Records follow. Pull out every line that contains "icon".

### DATA FOR THIS EXERCISE
- - - - -

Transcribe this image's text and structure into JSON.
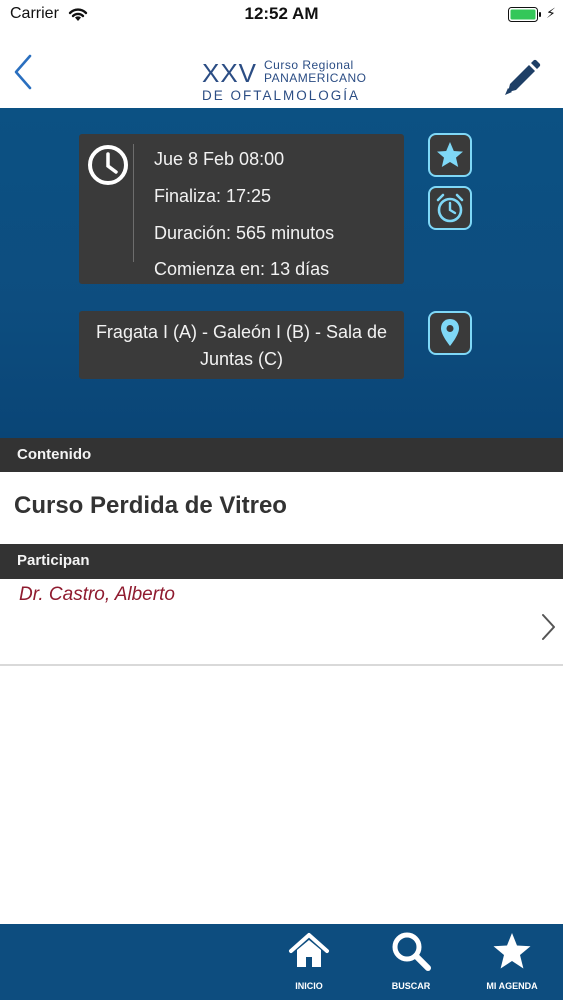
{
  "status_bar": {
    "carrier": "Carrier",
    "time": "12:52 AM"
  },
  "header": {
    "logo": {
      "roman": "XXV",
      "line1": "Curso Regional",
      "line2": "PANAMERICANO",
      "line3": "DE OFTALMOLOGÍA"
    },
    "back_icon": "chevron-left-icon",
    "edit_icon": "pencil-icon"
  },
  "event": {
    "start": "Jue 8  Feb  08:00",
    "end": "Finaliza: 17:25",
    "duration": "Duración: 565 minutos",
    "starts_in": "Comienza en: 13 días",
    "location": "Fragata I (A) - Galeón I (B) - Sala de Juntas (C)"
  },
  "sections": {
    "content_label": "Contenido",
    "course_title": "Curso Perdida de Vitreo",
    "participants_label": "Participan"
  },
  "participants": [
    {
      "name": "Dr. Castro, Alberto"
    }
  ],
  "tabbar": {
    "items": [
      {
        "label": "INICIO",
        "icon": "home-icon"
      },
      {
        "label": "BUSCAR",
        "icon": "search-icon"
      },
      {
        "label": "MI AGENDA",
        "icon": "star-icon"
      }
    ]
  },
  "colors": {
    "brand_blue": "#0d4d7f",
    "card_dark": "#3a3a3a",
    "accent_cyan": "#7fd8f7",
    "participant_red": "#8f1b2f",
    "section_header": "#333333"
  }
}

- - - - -

### ANSWER BOX
    "back_icon": "chevron-left-icon",
    "edit_icon": "pencil-icon"
        "icon": "home-icon"
        "icon": "search-icon"
        "icon": "star-icon"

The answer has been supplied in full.